(Component data from apps and pages)
<<<<

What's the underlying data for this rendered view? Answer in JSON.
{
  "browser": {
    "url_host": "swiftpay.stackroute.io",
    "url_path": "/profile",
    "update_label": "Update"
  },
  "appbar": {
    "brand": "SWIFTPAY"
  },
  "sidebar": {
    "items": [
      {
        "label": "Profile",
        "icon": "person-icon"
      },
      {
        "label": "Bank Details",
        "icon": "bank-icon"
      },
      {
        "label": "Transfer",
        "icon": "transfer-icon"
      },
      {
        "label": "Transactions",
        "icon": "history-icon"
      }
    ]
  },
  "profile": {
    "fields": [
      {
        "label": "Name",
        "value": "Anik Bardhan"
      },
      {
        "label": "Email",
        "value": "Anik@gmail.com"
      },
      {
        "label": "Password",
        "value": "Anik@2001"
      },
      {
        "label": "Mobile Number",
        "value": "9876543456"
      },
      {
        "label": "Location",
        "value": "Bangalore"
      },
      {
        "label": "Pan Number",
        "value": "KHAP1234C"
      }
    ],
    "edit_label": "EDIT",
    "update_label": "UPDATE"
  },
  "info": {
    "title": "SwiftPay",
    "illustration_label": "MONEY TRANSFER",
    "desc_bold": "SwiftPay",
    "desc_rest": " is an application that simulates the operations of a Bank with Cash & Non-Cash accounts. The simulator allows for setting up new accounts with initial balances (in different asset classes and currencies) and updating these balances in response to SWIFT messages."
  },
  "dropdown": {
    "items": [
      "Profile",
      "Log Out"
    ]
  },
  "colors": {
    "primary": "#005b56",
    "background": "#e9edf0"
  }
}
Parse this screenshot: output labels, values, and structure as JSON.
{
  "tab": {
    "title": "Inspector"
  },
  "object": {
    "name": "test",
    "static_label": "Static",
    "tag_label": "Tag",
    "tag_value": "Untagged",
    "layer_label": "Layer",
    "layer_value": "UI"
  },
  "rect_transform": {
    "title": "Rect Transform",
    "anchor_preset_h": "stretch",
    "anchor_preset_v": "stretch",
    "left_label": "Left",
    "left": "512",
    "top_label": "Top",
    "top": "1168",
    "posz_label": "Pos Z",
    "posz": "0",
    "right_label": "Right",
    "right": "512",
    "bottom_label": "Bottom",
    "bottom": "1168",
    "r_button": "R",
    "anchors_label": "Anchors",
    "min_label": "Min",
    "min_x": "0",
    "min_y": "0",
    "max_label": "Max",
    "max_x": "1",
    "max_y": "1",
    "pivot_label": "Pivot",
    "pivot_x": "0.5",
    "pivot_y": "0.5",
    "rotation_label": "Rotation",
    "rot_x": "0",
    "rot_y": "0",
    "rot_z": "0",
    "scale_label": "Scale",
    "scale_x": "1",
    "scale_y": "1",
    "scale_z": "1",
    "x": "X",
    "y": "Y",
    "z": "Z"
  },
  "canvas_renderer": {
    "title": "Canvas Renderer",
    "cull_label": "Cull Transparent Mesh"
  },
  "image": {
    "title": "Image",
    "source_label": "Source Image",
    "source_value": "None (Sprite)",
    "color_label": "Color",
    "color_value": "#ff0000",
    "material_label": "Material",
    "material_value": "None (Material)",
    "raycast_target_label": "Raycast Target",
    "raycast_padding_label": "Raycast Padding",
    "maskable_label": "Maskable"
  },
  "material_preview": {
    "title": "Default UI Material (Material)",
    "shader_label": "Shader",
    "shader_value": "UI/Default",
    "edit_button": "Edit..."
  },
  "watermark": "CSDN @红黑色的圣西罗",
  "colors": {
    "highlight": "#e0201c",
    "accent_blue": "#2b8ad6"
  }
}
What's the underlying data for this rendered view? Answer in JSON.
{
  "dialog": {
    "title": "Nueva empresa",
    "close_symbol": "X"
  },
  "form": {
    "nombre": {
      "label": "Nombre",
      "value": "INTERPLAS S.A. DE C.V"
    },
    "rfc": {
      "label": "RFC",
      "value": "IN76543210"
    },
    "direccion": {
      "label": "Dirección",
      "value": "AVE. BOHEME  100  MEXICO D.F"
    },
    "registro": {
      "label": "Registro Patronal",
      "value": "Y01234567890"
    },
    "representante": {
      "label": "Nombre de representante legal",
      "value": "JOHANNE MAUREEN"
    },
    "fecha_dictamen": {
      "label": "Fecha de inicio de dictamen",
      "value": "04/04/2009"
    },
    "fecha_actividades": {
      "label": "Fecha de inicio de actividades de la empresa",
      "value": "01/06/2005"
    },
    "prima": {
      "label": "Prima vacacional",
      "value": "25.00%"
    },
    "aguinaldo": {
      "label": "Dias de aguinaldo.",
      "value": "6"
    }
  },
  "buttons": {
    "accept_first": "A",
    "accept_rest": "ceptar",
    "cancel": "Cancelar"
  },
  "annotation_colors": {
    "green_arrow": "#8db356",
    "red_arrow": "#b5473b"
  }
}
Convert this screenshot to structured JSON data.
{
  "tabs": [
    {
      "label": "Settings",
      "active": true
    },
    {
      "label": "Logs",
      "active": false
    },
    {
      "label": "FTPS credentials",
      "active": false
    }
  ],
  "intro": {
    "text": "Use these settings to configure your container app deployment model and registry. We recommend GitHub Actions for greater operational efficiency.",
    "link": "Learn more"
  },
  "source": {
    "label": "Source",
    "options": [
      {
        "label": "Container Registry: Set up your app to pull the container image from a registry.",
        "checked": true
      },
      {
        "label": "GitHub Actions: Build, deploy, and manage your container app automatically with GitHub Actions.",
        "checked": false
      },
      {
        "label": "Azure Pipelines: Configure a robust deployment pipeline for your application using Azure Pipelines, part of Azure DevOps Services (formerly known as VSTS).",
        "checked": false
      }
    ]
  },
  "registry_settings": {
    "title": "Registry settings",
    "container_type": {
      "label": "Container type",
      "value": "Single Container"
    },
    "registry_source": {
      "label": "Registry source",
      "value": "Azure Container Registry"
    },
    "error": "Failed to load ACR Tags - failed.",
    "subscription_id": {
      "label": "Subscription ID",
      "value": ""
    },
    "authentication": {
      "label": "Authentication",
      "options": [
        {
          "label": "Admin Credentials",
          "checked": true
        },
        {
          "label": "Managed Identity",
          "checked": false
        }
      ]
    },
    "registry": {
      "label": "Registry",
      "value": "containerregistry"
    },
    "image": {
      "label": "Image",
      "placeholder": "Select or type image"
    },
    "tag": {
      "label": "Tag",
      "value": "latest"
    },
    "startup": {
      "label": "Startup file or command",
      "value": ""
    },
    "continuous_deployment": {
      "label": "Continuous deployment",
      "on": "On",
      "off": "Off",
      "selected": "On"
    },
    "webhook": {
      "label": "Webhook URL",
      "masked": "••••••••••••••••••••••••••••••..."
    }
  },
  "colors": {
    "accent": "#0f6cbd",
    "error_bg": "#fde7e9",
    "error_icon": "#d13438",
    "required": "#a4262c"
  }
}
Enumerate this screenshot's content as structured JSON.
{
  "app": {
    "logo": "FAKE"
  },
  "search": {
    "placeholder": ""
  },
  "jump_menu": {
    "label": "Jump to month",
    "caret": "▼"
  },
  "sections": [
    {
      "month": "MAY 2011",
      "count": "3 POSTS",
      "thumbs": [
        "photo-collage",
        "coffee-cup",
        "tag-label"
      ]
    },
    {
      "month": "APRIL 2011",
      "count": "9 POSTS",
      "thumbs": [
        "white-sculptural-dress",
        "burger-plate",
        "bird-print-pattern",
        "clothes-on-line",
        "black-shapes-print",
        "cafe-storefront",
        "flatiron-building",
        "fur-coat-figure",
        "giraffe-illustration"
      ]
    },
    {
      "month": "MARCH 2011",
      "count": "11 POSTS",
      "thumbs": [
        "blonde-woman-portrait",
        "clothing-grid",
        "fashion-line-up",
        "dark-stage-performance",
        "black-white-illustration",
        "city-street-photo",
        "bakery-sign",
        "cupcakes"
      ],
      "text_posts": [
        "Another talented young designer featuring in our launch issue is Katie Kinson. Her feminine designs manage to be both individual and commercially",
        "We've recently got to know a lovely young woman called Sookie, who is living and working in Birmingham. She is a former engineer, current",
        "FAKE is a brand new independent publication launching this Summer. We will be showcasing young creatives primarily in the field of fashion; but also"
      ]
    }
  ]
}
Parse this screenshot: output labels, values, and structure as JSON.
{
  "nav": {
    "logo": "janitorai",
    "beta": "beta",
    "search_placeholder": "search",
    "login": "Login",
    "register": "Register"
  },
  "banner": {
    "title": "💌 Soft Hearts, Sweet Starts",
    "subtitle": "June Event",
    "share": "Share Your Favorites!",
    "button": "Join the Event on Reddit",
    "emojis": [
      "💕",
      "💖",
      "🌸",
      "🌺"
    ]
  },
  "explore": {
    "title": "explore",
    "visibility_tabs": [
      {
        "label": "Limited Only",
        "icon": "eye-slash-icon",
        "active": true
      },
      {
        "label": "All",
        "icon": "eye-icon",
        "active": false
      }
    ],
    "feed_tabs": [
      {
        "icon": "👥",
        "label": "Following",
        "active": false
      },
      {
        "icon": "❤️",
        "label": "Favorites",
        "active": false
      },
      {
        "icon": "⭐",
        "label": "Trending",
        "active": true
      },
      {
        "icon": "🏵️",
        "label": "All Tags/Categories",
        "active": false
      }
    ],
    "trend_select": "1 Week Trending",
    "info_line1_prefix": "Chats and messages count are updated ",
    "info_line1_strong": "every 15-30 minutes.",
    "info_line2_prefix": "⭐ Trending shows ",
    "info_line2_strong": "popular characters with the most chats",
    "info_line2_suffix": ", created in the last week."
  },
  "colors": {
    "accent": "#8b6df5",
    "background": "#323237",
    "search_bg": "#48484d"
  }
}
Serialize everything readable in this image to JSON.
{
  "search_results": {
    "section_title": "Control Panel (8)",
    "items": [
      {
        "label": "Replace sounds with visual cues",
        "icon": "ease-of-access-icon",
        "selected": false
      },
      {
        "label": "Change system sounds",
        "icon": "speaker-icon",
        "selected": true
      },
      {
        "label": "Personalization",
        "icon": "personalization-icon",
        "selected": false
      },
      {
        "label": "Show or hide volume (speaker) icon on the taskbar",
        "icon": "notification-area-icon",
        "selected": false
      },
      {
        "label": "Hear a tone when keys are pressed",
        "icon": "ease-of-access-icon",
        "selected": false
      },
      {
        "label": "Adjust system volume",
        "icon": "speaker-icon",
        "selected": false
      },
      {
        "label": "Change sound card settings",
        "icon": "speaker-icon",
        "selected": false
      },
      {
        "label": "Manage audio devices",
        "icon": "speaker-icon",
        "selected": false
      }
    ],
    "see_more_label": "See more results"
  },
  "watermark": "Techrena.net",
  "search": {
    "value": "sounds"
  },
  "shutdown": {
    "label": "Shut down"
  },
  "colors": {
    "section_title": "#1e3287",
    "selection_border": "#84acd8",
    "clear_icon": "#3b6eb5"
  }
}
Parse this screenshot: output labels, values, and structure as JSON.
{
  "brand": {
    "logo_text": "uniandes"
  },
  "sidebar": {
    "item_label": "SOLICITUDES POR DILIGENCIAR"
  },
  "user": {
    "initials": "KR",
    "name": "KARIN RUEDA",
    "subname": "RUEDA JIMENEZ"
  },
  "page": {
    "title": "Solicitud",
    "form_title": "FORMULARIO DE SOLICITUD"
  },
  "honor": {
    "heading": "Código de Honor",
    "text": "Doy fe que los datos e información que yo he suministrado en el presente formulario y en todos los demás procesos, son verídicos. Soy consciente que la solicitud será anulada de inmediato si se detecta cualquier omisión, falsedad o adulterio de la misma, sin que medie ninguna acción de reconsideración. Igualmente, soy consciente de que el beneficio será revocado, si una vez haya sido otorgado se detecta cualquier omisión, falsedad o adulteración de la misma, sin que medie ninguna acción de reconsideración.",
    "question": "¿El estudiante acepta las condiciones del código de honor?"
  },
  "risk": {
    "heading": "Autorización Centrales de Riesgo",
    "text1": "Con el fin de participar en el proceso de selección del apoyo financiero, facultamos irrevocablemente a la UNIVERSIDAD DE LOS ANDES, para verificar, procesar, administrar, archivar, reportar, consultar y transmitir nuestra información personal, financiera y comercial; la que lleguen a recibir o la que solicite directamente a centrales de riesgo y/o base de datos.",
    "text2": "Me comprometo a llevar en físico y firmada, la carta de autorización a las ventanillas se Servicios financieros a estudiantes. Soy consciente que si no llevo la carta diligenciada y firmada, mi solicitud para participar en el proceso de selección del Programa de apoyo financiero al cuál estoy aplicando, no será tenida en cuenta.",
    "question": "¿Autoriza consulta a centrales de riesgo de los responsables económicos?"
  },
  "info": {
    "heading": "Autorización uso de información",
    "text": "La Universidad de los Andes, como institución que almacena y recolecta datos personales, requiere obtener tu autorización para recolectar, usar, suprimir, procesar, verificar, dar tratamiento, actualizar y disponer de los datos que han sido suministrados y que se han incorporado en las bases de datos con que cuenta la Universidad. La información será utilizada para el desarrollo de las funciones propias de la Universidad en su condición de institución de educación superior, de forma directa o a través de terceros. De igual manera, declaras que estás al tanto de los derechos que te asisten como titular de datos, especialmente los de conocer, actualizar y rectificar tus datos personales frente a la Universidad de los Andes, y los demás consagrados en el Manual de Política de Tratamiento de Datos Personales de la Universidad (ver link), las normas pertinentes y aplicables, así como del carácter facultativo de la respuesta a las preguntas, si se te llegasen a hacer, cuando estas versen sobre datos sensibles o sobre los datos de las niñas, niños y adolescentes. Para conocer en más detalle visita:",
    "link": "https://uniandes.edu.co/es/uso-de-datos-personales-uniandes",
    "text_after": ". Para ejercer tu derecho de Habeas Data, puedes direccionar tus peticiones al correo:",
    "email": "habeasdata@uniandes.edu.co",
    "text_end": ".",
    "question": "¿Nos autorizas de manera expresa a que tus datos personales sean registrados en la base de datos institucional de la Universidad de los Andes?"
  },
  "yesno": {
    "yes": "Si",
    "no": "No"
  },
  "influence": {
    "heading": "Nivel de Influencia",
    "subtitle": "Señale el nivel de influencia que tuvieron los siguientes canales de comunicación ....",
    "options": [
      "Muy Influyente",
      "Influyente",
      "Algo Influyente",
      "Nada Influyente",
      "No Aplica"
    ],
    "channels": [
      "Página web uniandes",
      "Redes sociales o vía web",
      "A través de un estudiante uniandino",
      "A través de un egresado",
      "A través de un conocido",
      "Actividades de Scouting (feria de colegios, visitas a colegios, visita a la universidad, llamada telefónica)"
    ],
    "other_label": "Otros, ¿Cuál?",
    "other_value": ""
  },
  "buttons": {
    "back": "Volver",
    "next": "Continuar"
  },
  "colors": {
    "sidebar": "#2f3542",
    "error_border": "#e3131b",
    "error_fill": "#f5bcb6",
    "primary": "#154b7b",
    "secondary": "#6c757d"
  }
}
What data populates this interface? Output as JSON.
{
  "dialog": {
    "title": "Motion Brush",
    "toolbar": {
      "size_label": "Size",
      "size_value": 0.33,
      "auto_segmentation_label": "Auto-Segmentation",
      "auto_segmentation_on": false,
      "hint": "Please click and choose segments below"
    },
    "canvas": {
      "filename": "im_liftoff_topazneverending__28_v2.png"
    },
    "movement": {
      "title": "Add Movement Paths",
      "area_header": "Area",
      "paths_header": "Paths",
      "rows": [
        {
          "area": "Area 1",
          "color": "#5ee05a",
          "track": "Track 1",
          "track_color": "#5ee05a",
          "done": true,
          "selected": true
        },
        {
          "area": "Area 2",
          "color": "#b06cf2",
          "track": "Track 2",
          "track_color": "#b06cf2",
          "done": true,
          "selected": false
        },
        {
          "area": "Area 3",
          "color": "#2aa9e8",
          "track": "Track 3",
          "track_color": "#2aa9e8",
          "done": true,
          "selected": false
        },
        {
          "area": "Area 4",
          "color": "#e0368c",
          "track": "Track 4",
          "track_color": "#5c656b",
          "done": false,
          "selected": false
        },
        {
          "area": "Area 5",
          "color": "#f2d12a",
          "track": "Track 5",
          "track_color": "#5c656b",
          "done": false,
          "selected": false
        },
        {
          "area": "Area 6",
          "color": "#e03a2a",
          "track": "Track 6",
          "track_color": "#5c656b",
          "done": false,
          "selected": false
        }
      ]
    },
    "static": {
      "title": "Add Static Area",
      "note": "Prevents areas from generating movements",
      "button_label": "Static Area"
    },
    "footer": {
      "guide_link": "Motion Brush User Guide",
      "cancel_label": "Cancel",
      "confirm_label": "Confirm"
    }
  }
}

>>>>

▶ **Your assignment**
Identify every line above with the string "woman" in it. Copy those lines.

▶ **Solution to this problem**
        "blonde-woman-portrait",
        "We've recently got to know a lovely young woman called Sookie, who is living and working in Birmingham. She is a former engineer, current",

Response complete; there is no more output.